    “The malicious prosecution of Seán Hoey from Jonesboro, Co. Armagh, has again shown that the Brits will stop at no lengths to punish those suspected of opposing English rule in Ireland” he said.

    “Seán Hoey was incarcerated for over four years before his final acquittal. Nearly a whole year lapsed between the conclusion of his trial and the verdict. The silence of those purporting to be the political representatives of the Nationalist community is deafening as to why an innocent man had to serve the equivalent of an eight-and-a-half year sentence on remand.

    “Low Copy Number (LCN) DNA testing was also shown during the course of the trial to be a wholly discredited technique. Its validity is not recognised in the vast majority of jurisdictions, nor were the English laboratories employed by both the Six and 26-County statelets accredited. Charges proffered against others arising out of LCN DNA ‘evidence’ must now be withdrawn, and convictions based on it must also be urgently reviewed.

    “All cases arising out of the events at Omagh – like so many others – have been based upon falsified and misleading evidence, and backed up by perjurers in both the RUC and the 26-County police. This was summed-up well by the mother of Seán Hoey, Rita: ‘The authorities North and South have held two separate trials but one witch-hunt,’ Mr. Walsh concluded.

  • Turgon

    This episode has been from begining to end a disaster. There are quite obviously very high emotions running around this case.

    I for one do not think that the Hoey family and supporters can really be condemned for being pleased that their relative / friend was found innocent. I also understand the anger form the families. It maybe shows that the media should be a little more circumspect in their attempts to give us vouyeristic pictures of the raw emotions in the immediate aftermath of a case like this.

    I was recently asked about forgiveness on this web site and the fact is that until yesterday the Omagh relatives believed (incorrectly as it turns out, but they believed) that Mr. Hoey was guilty. As such neither forgiveness nor instant acceptance of the verdict can be expected from the Omagh relatives. The comments of some of the relatives whilst inappropriate are possibly understandable when one remembers this.

    The police investigtion seems to have been a bit of a shambles. One thing to be said in the defence of the police is that low copy DNA was not avaliable in 1998 and as such a post hoc analysis is always very problematic.

    The possibility of a conspiracy seems most unlikely to me though I accept that I am biased on that. What I do think is very possible is that there was considerable political pressure for some sort of prosecution especially after the statements made by Tony Blair at the time and the ongoing (perfectly reasonable) campaign by some of the relatives.

    So indeed it looks most likely that there will be no justice for the Omagh dead within the circles of the world. In the next world; I for one have absolute confidence that justice will be done and be seen to be done. Not that that is much comfort to the relatives at this time.

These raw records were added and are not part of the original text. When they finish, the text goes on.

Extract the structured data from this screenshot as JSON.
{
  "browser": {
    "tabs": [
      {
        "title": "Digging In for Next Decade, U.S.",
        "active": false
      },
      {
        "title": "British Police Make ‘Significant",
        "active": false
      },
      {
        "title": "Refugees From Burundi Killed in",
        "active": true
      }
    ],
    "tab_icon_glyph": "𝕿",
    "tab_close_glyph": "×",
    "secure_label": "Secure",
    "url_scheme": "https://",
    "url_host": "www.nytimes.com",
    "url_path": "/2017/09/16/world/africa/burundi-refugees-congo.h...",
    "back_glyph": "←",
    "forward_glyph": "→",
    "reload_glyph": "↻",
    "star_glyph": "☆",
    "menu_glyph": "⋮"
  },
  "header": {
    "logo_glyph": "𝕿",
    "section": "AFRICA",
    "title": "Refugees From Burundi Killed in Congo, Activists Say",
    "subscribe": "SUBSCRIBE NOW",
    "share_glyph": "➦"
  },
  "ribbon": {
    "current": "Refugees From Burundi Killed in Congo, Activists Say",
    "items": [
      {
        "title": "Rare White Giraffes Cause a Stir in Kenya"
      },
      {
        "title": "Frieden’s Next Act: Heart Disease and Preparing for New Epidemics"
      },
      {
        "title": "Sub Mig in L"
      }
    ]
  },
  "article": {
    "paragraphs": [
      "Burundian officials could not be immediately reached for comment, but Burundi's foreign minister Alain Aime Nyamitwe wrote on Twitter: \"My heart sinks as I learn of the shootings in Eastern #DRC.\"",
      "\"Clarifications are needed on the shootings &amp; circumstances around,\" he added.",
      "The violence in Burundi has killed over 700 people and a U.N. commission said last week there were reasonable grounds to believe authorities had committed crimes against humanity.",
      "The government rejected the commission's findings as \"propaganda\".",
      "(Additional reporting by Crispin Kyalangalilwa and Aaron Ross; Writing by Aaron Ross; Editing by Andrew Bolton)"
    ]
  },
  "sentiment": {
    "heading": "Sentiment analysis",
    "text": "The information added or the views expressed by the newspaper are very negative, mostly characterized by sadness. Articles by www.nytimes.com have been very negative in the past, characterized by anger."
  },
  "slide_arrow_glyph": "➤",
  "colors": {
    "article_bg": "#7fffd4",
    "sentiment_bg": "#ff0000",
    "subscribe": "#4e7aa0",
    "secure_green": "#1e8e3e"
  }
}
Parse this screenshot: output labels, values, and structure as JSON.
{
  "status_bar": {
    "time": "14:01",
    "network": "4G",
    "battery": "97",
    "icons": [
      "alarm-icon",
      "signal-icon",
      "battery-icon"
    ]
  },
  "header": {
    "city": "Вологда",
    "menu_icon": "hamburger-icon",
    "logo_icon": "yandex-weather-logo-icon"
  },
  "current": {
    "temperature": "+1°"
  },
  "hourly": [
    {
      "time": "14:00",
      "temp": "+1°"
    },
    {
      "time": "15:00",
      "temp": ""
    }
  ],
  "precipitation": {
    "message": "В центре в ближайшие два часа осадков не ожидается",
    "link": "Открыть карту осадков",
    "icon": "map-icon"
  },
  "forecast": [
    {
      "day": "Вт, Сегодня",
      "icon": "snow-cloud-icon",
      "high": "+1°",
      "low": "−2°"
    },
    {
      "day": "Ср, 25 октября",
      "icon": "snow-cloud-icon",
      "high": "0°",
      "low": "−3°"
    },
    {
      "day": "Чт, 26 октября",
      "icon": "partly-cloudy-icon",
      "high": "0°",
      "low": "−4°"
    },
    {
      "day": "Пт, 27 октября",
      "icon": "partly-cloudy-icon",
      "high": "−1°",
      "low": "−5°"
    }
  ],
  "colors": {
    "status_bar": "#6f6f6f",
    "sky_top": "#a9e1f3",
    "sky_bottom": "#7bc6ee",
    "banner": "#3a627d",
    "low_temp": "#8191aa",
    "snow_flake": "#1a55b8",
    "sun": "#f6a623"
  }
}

    We must remember, however, that justice has been done in this life for relatively few of those murdered during the troubles. Apart from the Rising Sun, Shankill Fish shop and I think Loughlinisland I cannot off hand think of many multiple murders in the troubles for which there have been successful prosecutions. Certainly I think Omagh can join the list along with Le Mon, Darkley, Kingsmills, Teebane, Dublin, Monaghan, Enniskillen to name but a few as well of course as so, so many murders of people singly which whilst we may not remember them especially at this time of year; family and friends must think that there is an empty chair or a different life which might have been lived had someone not been murdered.

  • Belfast Gonzo

    Turgon

    While respecting your beliefs, many people also believe in life before death. And I believev those without your faith should be afforded justice before death too – a rare commodity in Northern Ireland.

  • willowfield

    Steve

    So now the fact your wife doesnt know where you are every minute of every day is evidence?

    If a conspirator said he was home at a certain time and his wife said he wasn’t that would, indeed, be evidence.